Mr. Biden traveled to Georgia with a major piece of his agenda, a large social spending plan, stalled. Pivoting to voting rights gives him a new issue to focus on, but he also risks failing to deliver on his promises.

But for the second time in two weeks, Mr. Biden went on the attack against former President Donald J. Trump, reminding Democrats of the stakes with the midterm elections ahead.

“The goal of the former president and his allies is to disenfranchise anyone who votes against them,” Mr. Biden said. “Simple as that.”

Mr. Biden’s advisers have promised that he will continue to forcefully support two voting rights bills aimed at beating back a swath of restrictive voting measures passed through Republican-led statehouses around the country.

Back in Washington, multiple proposals to find ways to appease Mr. Manchin, Ms. Sinema, and other possible holdouts are circulating, including restoring the “talking” filibuster by requiring lawmakers to take the floor, Mr. Smith-style; reducing the number of votes needed to break a filibuster; and limiting its use altogether in some circumstances.

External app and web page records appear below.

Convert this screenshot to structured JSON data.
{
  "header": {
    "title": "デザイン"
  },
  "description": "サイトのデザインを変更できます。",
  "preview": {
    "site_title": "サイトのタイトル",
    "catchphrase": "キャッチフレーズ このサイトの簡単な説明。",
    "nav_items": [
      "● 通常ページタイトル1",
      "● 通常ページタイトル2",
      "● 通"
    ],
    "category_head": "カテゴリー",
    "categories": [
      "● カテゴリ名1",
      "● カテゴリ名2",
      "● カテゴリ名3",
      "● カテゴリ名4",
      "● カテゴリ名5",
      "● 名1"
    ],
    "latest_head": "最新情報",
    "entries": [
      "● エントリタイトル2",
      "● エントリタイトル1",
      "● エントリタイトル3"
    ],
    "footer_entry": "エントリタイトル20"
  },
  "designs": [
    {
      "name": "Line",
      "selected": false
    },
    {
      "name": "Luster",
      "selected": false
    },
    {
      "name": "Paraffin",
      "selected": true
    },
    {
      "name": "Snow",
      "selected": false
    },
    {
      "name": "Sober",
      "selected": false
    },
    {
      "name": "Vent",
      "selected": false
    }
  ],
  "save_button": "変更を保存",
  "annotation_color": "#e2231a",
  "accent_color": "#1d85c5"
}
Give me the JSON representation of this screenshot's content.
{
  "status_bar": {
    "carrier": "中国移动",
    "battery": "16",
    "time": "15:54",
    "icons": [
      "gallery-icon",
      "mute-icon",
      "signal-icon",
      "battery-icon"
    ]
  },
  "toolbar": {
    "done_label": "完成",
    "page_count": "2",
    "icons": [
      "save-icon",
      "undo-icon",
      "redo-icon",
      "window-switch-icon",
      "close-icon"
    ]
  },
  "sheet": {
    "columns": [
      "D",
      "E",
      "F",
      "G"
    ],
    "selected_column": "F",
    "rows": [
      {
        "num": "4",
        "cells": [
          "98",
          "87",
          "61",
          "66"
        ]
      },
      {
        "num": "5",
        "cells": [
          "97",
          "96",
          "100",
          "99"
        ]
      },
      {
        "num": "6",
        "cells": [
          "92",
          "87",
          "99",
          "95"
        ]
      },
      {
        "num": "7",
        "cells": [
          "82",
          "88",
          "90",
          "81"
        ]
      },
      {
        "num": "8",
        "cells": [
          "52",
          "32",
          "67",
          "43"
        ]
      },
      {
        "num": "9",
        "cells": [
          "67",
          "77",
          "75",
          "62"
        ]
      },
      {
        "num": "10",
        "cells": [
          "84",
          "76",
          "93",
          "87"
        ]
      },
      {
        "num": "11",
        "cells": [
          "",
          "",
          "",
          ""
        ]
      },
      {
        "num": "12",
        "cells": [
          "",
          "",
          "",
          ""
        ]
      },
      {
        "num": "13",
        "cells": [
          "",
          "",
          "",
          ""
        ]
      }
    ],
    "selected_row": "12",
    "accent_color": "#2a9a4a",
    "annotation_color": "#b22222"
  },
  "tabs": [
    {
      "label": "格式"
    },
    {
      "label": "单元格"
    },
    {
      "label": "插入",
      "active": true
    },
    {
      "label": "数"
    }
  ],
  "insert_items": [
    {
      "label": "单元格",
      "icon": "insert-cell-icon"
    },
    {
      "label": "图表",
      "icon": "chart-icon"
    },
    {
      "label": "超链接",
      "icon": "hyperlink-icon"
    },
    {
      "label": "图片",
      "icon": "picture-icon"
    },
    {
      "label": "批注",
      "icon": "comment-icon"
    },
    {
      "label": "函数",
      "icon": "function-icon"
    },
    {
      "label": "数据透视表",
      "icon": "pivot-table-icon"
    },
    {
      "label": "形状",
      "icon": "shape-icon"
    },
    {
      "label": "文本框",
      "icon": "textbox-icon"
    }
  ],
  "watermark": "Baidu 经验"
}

But finding bipartisan comity this time will be all but impossible for Mr. Biden, who spent 36 years in the Senate and views himself as a consensus builder. Republicans have argued that the bills would impede the rights of states to conduct their own election, and that Democrats are using the voting rights legislation to try to gain partisan advantage.

Activists say those critics ignore glaring examples of voter suppression. Voting rights groups in Georgia have already filed a federal lawsuit that accuses legislators of redrawing a congressional district to benefit Republican candidates and deny representation to Black voters.

Senator Mitch McConnell, Republican of Kentucky, promised a scorched-earth response should Democrats try to change the rule: “Since Senator Schumer is hellbent on trying to break the Senate, Republicans will show how this reckless action would have immediate consequences,” Mr. McConnell said in a statement on Monday.

During a private meeting with the president, the Kings said in an interview, they did most of the talking.

“We felt that the president cited his pedigree of deal making as a senator” while speaking about the importance of voting rights, Mrs. King said. “We know that he has the power and influence to do the same today as president. I have to say we’ll be watching closely.”

In his speech, Mr. Biden said he wants to “let the majority prevail.”

“And if that bare minimum is blocked,” he said, “we have no option but to change the Senate rules, including getting rid of the filibuster.”

Earlier in the day, Mr. Biden was on his way into the Ebenezer Baptist Church when he was asked what he would say to activists who are concerned that his embrace of changing Senate rules may be too little and too late.

“Keep the faith,” the president replied, before ducking into the church.

Nick Corasaniti in New York, Carl Hulse in Washington and Zolan Kanno-Youngs in Atlanta contributed reporting.

Source link Most Shared

Be the first to comment

Leave a Reply

Your email address will not be published.